Assumptions about a rational sequence of back care instructions were derived from the usual course of physical therapy. We do not pretend that our supposition about the sequence of instructions is perfect. It would seem that it is important to find out what the optimal sequence is in order to enable the physical therapist to plan the information properly and to increase the likelihood of adherence because a well-planned intervention ensures the best adherence. We recommend that future guidelines for optimal treatment of patients with back pain should contain evidence-based information about the optimal sequence of instructions.
Considering the information given by the physical therapists within the framework of guidelines,21 we conclude that physical therapists comply with the recommendation to pay attention to patient education.21 We found many differences among therapists, however, in the amount of information they provide. The largest difference was found for the instructions on taking care of the back in daily activities. Some therapists offered a lot of advice, whereas other therapists did not. This finding is in accordance with the findings of one of our earlier studies.22 Evidently, physical therapists have considerable flexibility when instructing their patients. It is unclear what degree of flexibility is desirable. Guideline developments tend to restrict the caregiver's degree of freedom. Within each guideline, however, some degree of freedom appears to be necessary to tailor the treatment to the individual patient's needs and circumstances. We expect that finding the balance between uniformity and flexibility remains a point of careful consideration in health care and, thus, also in physical therapy.
Given the diversity of the instructions given to patients, we would like to think about the intervention as an individualized back care program, that is, a program tailored to each patient's needs and attuned to the patient's individual situation. We assumed that individualized back care programs would lead to differences among patients in the information given by the physical therapist. The magnitude of the variance components shows us that this assumption is not true. The results indicate that the number of instructions in back care programs are determined to a high degree by individual therapists and not by the patient. The differences among patients were rather small.

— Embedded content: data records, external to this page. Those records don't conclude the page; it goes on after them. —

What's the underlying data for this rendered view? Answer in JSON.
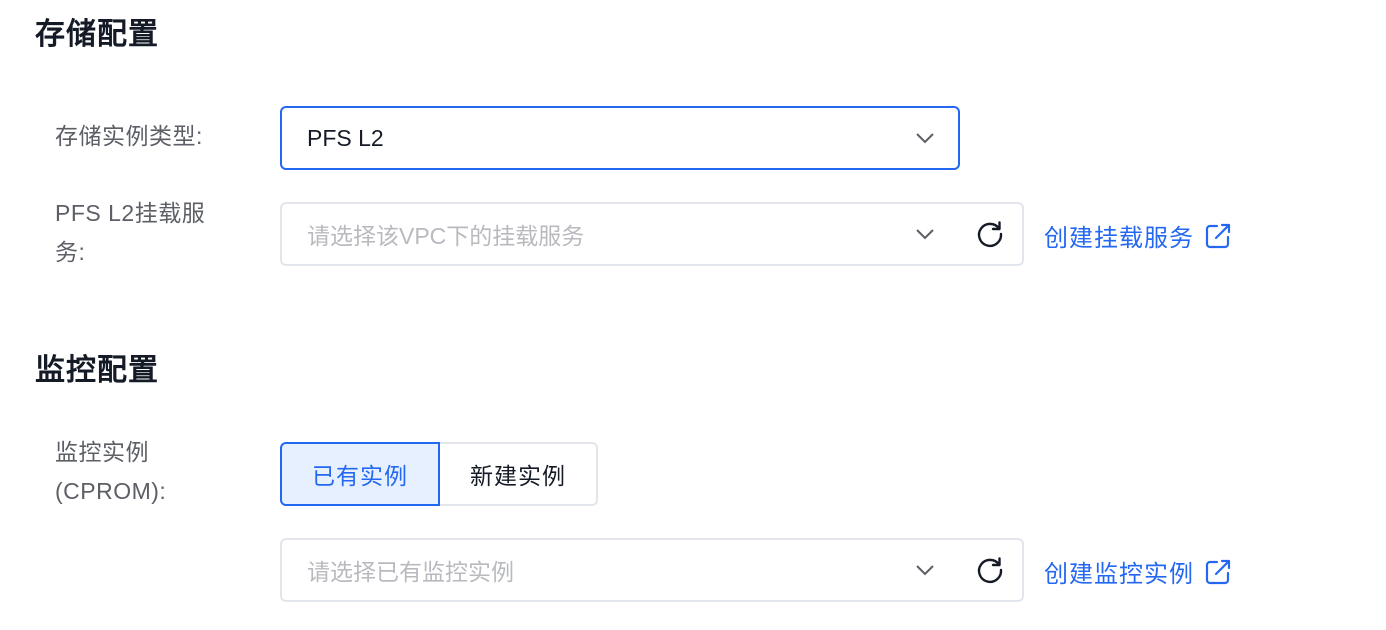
{
  "storage": {
    "title": "存储配置",
    "instance_type_label": "存储实例类型:",
    "instance_type_value": "PFS L2",
    "mount_label_line1": "PFS L2挂载服",
    "mount_label_line2": "务:",
    "mount_placeholder": "请选择该VPC下的挂载服务",
    "create_mount_link": "创建挂载服务"
  },
  "monitor": {
    "title": "监控配置",
    "instance_label_line1": "监控实例",
    "instance_label_line2": "(CPROM):",
    "segments": [
      "已有实例",
      "新建实例"
    ],
    "selected_segment": "已有实例",
    "instance_placeholder": "请选择已有监控实例",
    "create_instance_link": "创建监控实例"
  },
  "colors": {
    "accent": "#2468f2",
    "border": "#e2e5ec",
    "placeholder": "#b8babf",
    "label": "#5c5f66"
  },
  "icons": {
    "dropdown": "chevron-down-icon",
    "refresh": "refresh-icon",
    "external": "external-link-icon"
  }
}
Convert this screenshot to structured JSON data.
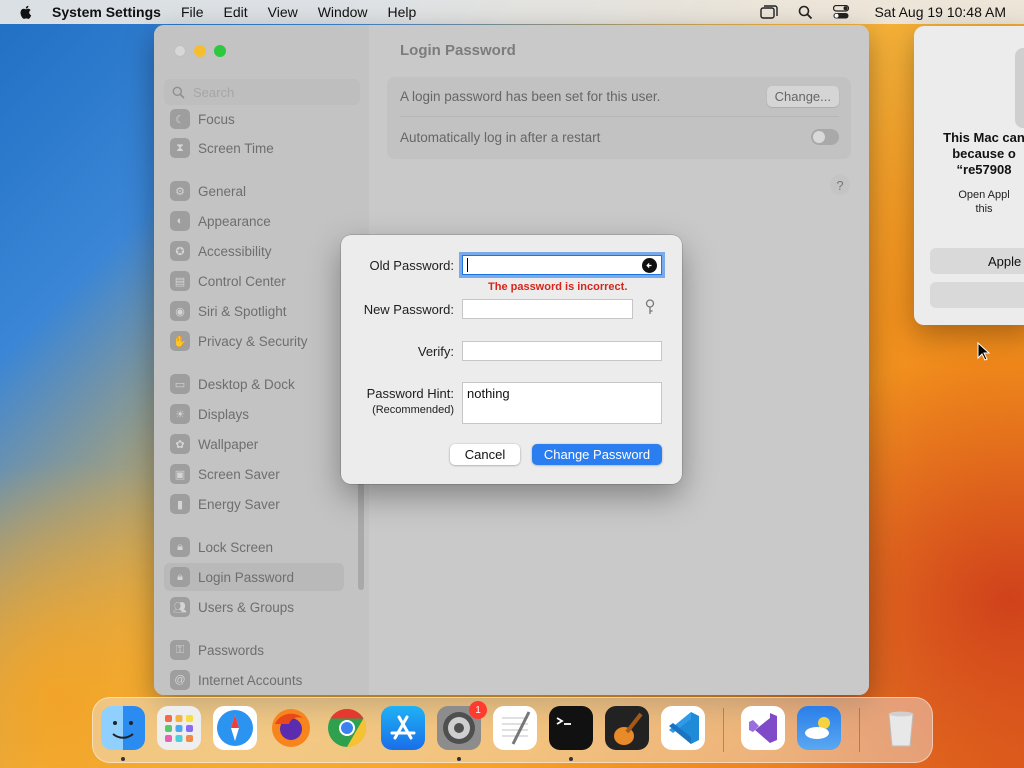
{
  "menubar": {
    "app_name": "System Settings",
    "items": [
      "File",
      "Edit",
      "View",
      "Window",
      "Help"
    ],
    "clock": "Sat Aug 19  10:48 AM"
  },
  "window": {
    "title": "Login Password",
    "search_placeholder": "Search",
    "sidebar": [
      {
        "label": "Focus",
        "icon": "moon-icon",
        "color": "#7a6bbd"
      },
      {
        "label": "Screen Time",
        "icon": "hourglass-icon",
        "color": "#8e7fc6"
      },
      {
        "label": "General",
        "icon": "gear-icon",
        "color": "#9a9a9a"
      },
      {
        "label": "Appearance",
        "icon": "appearance-icon",
        "color": "#555555"
      },
      {
        "label": "Accessibility",
        "icon": "accessibility-icon",
        "color": "#4c8ad8"
      },
      {
        "label": "Control Center",
        "icon": "control-center-icon",
        "color": "#9a9a9a"
      },
      {
        "label": "Siri & Spotlight",
        "icon": "siri-icon",
        "color": "#b36cc5"
      },
      {
        "label": "Privacy & Security",
        "icon": "hand-icon",
        "color": "#4c8ad8"
      },
      {
        "label": "Desktop & Dock",
        "icon": "dock-icon",
        "color": "#333333"
      },
      {
        "label": "Displays",
        "icon": "sun-icon",
        "color": "#4c8ad8"
      },
      {
        "label": "Wallpaper",
        "icon": "wallpaper-icon",
        "color": "#5fb3e0"
      },
      {
        "label": "Screen Saver",
        "icon": "screen-saver-icon",
        "color": "#5fb3e0"
      },
      {
        "label": "Energy Saver",
        "icon": "battery-icon",
        "color": "#e8b23a"
      },
      {
        "label": "Lock Screen",
        "icon": "lock-icon",
        "color": "#333333"
      },
      {
        "label": "Login Password",
        "icon": "lock-icon",
        "color": "#9a9a9a",
        "selected": true
      },
      {
        "label": "Users & Groups",
        "icon": "users-icon",
        "color": "#4c8ad8"
      },
      {
        "label": "Passwords",
        "icon": "key-icon",
        "color": "#9a9a9a"
      },
      {
        "label": "Internet Accounts",
        "icon": "at-icon",
        "color": "#4c8ad8"
      }
    ],
    "row_password_text": "A login password has been set for this user.",
    "change_button": "Change...",
    "row_autologin_text": "Automatically log in after a restart",
    "help": "?"
  },
  "sheet": {
    "old_label": "Old Password:",
    "old_value": "",
    "error": "The password is incorrect.",
    "new_label": "New Password:",
    "verify_label": "Verify:",
    "hint_label": "Password Hint:",
    "hint_sub": "(Recommended)",
    "hint_value": "nothing",
    "cancel": "Cancel",
    "confirm": "Change Password"
  },
  "alert": {
    "title_lines": [
      "This Mac can",
      "because o",
      "“re57908"
    ],
    "message_lines": [
      "Open Appl",
      "this"
    ],
    "button1": "Apple"
  },
  "dock": {
    "apps": [
      "Finder",
      "Launchpad",
      "Safari",
      "Firefox",
      "Chrome",
      "App Store",
      "System Settings",
      "TextEdit",
      "Terminal",
      "GarageBand",
      "Visual Studio Code",
      "Visual Studio",
      "Weather",
      "Trash"
    ],
    "settings_badge": "1"
  }
}
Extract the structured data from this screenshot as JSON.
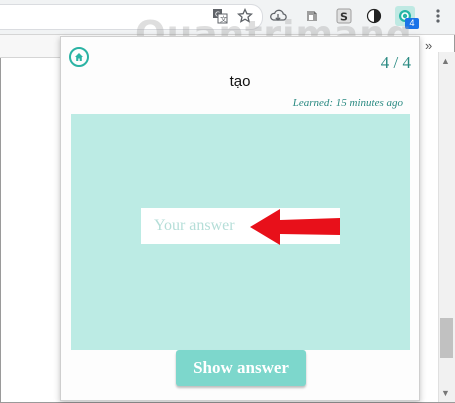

In our opinion, this finding indicates that the information and instructions were not fully tailored to each patient's situation, which is one of the strategies for enhancing patients' adherence to treatment. To enhance adherence, some authors57–59 recommend tailoring exercises and advice as much as possible, considering the patient's particular situation and routines. We believe that adherence is even better when these instructions are also integrated into each patient's daily activities to prevent adherence problems.60 We recommend, therefore, that tailoring information and instructions to the individual patient should be considered by therapists, but we cannot present data to show that it would lead to better patient outcomes.
This work was supported by Grant No. 002822970 from the PREVENTIEFONDS (Prevention Fund).
- Received December 9, 1998.
- Accepted November 4, 1998.
- Physical Therapy